In Teaching Writing Online How & Why, Scott Warnock says “our large, high-stakes writing assignments can sometimes be so artificial, so detached from anything in the students’ experiences, so confoundingly difficult, that they don’t create the kind of real writer-audience relationship that characterizes the writing students will do in practically every other aspect of their lives” (3). This resonated in me. My freshmen are struggling with format, my seniors are struggling with format, but, more than that, they are struggling with what to say. What an enormous task—trying to figure out what to say and, at the same time, being overwhelmed with the format in which to say something! How much better would it be if my students wrote often, for multiple purposes, so that when faced with a writing task, the words would flow easily enough that the actual task or the new type of writing would be less overwhelming? If I can harness the principles that are inherent in online writing courses and tame the available technologies utilized in those courses and offer them to the students in my face-to-face classes, I can provide better, more authentic writing instruction.

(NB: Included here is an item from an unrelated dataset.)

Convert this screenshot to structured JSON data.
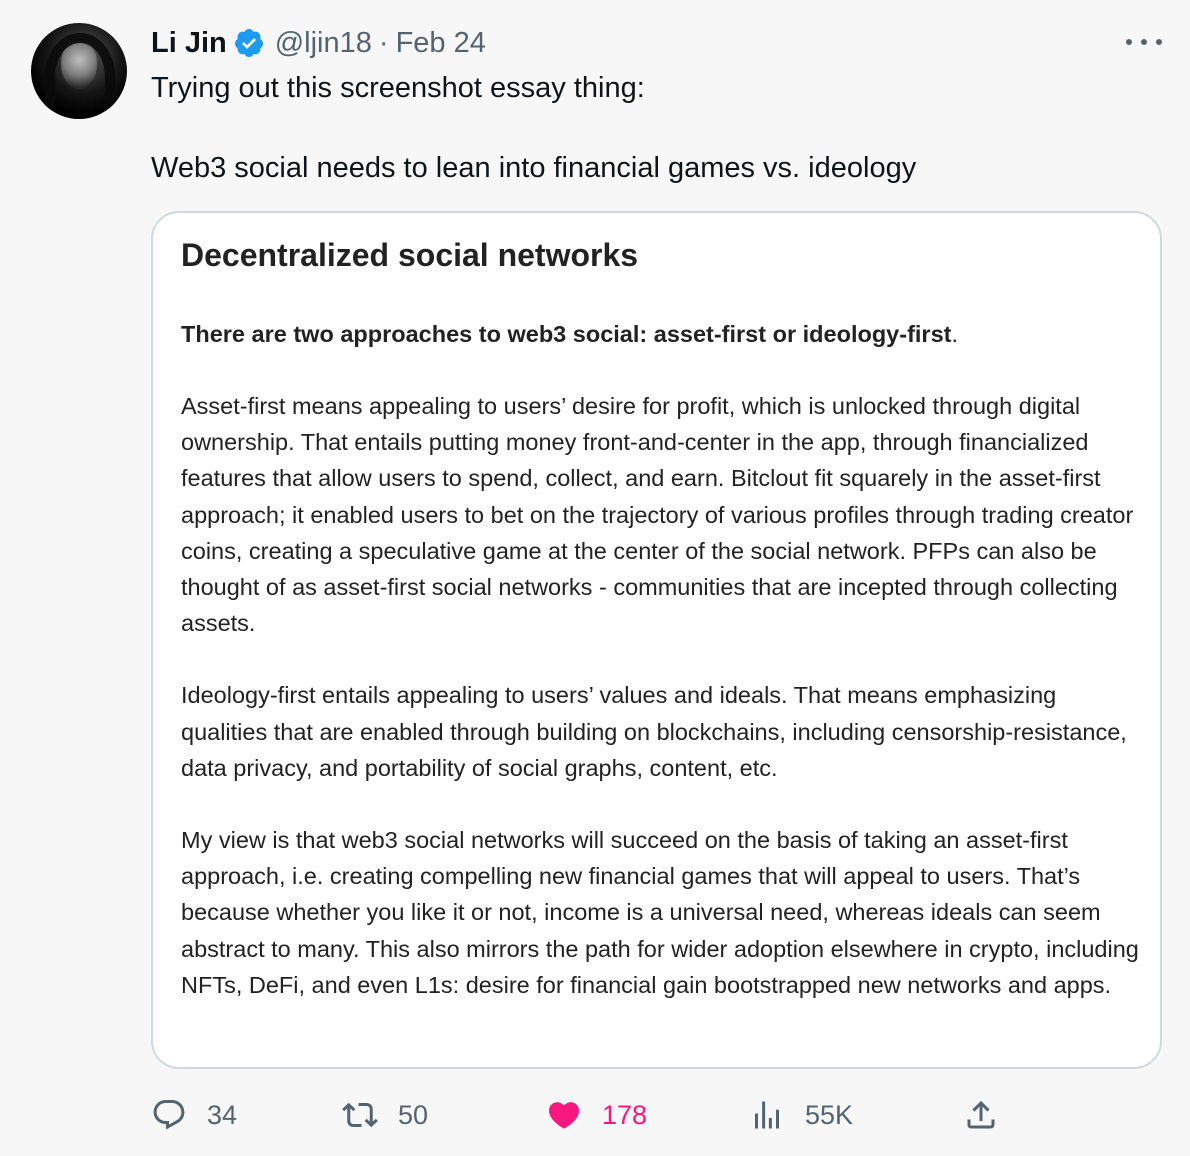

Warnock says that during online writing instruction “Students no longer write just at assignment time. They must always be thinking about their writing practices in their course interactions…. And they are responding to you and to each other” (4). Couple this thought with two of the beliefs outlined in the “NCTE Beliefs about the Teaching of Writing,” “that people learn to write by writing” and that “writing is a tool for thinking” and it is clear that students must write often and not just for formal writing assignments. This leads me to the technology that has been crowding me this year, nudging me to fit it into my teaching practices. I’ve been using Google Classroom as a way to be more “paperless,” but I need to tap into it as a means for students to write more and comment on one another’s writing.

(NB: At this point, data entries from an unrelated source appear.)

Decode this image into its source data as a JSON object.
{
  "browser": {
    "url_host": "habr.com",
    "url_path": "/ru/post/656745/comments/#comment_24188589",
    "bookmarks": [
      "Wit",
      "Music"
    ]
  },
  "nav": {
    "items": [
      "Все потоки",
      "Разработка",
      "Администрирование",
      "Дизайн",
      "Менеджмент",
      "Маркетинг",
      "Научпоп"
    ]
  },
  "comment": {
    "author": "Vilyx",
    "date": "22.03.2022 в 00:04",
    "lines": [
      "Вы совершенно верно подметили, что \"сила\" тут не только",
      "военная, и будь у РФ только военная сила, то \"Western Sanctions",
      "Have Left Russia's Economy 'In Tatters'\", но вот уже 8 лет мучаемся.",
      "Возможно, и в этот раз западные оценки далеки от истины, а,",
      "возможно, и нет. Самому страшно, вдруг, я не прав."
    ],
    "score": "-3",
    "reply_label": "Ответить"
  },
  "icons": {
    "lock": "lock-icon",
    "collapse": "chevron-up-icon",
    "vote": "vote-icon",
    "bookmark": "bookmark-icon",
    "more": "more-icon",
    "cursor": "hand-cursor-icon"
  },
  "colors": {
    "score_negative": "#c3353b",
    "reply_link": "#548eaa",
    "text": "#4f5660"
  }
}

Learning about the power of forums and writing for various audiences and purposes has made me consider Google Classroom as more than a storehouse for materials and a place to turn in assignments. This month, I discovered I might have been led there searching for better questioning methods with which to achieve the standards of the Common Core, but it was the study of online writing instruction that made me see the power of this tool for writing to think. On this site, instructors can select content and build questions into the material—read, think about what you read, write about what you read, read what others thought about what you read, and comment on what others wrote—powerful stuff for someone currently studying the importance of blogs and forums in online writing instruction.

Who doesn’t remember the “unapproachable sage” (4) from his or her own experience as a student? Or, maybe your remember wincing when the first-year teacher or student teacher attempted to be a “chum” (5) to his or her students? I think my fear each year (day?) is that I’m going to be the “fool” (5) and, more importantly, what if my students think I’m the “harsh critic” (6) when I’m grading their papers? Warnock’s discussion of classroom voices and roles applies as much to the face-to-face classroom as it does to the online classroom. Reading about the online classroom has made me more aware of these different roles. In a recent forum post, I commented that I’d like to be a “coach” to my students. I would hope that the role of coach would make me approachable, but not too chummy, a bit of an expert in my area, but not a critic to be feared. But, I think I’ll always live with the fear of being a fool….

Perhaps I’ve learned my first lesson in teaching writing online, maybe it all boils down to teaching writing well, applying best practices across the board, connecting with students, and coaching one another to being just a little better today than you each were yesterday.

Works Cited

“NCTE Beliefs about the Teaching of Writing.” NCTE Guideline. National Council of Teachers of English, 14 Oct. 2014. Web. 23 Jan. 2015.

Warnock, Scott. Teaching Writing Online How & Why. Urbana: National Council of Teachers of English, 2009. Print.